|Final Voyage, oil on linen, 30 x 48 inches|
My most recent painting had a surprising genesis. Amy and I were at a special museum exhibit in Oaxaca featuring art celebrating Xoloitzcuintle dogs. We own one. “Xoloitzcuintles are national treasures in Mexico, with a history that goes back at least 3,000 years. Mentions of these “strange hairless dogs” appear in the journals of Cortez and other European explorers. Ancient Aztecs named the breed for their dog-headed god Xolotl. Xolos were considered sacred by the Aztecs and often were sacrificed and buried alongside their owners to serve as protective guides to the next world. In modern times, Xolos are dedicated watchdogs and companions.” _AKC.org.
At one time Xolos were almost extinct, now resurrected they are celebrated. Ancestors of today’s Mexicans held the dog in high regard and today it is the dog most representative of Mexico.
In art, “happy accidents” are gifts. Like a lightning bolt, pure inspiration suddenly comes from an unexpected place. Many times I have labored on art with good intentions only to find I don’t like the outcome. Perhaps it lacks spontaneity, freshness . . . and so I strike out what I have done. Then something new appears in that destruction. A new direction and vision occurs.

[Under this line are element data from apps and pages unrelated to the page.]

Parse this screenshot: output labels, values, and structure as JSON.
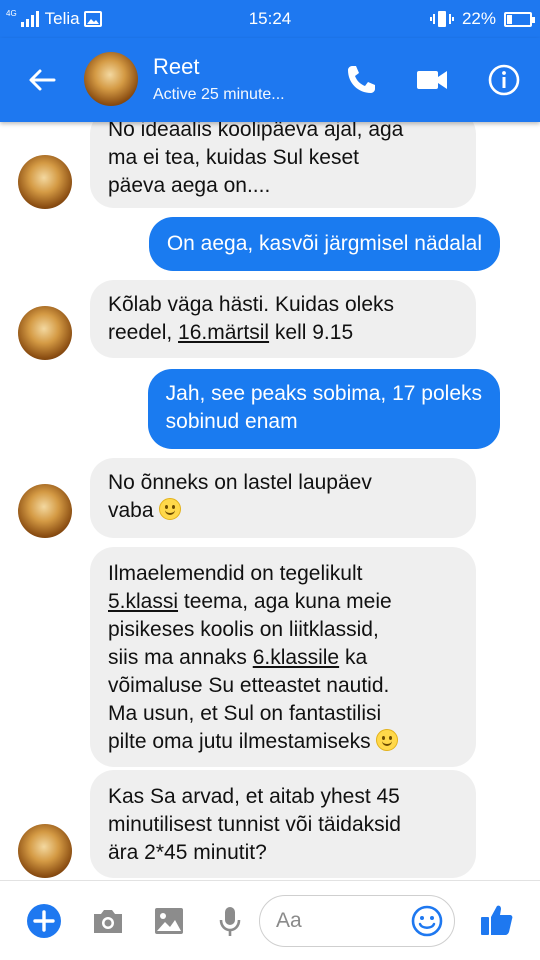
{
  "status_bar": {
    "network": "4G",
    "carrier": "Telia",
    "time": "15:24",
    "battery": "22%",
    "battery_level": 0.22
  },
  "header": {
    "name": "Reet",
    "status": "Active 25 minute..."
  },
  "messages": [
    {
      "id": "m1",
      "direction": "incoming",
      "lines": [
        "No ideaalis koolipäeva ajal, aga",
        "ma ei tea, kuidas Sul keset",
        "päeva aega on...."
      ]
    },
    {
      "id": "m2",
      "direction": "outgoing",
      "lines": [
        "On aega, kasvõi järgmisel nädalal"
      ]
    },
    {
      "id": "m3",
      "direction": "incoming",
      "lines": [
        "Kõlab väga hästi. Kuidas oleks",
        "reedel, ",
        "16.märtsil",
        " kell 9.15"
      ]
    },
    {
      "id": "m4",
      "direction": "outgoing",
      "lines": [
        "Jah, see peaks sobima, 17 poleks",
        "sobinud enam"
      ]
    },
    {
      "id": "m5",
      "direction": "incoming",
      "lines": [
        "No õnneks on lastel laupäev",
        "vaba"
      ],
      "emoji": "slightly-smiling-face"
    },
    {
      "id": "m6",
      "direction": "incoming",
      "lines": [
        "Ilmaelemendid on tegelikult",
        "5.klassi",
        " teema, aga kuna meie",
        "pisikeses koolis on liitklassid,",
        "siis ma annaks ",
        "6.klassile",
        " ka",
        "võimaluse Su etteastet nautid.",
        "Ma usun, et Sul on fantastilisi",
        "pilte oma jutu ilmestamiseks"
      ],
      "emoji": "slightly-smiling-face"
    },
    {
      "id": "m7",
      "direction": "incoming",
      "lines": [
        "Kas Sa arvad, et aitab yhest 45",
        "minutilisest tunnist või täidaksid",
        "ära 2*45 minutit?"
      ]
    }
  ],
  "composer": {
    "placeholder": "Aa"
  },
  "colors": {
    "brand": "#1e78f0",
    "outgoing_bubble": "#1a7bf0",
    "incoming_bubble": "#efefef"
  }
}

At the exhibition, among the paintings, drawings and sculptures, I found myself in front of a glass case. Inside, a bronze sculpture of a boat, holding only an erect Xolo at the bow, showing the way. That moment I got an idea for a painting. I could make another of my “Memento Mori” pieces, commemorating the inevitability of death and passage between worlds.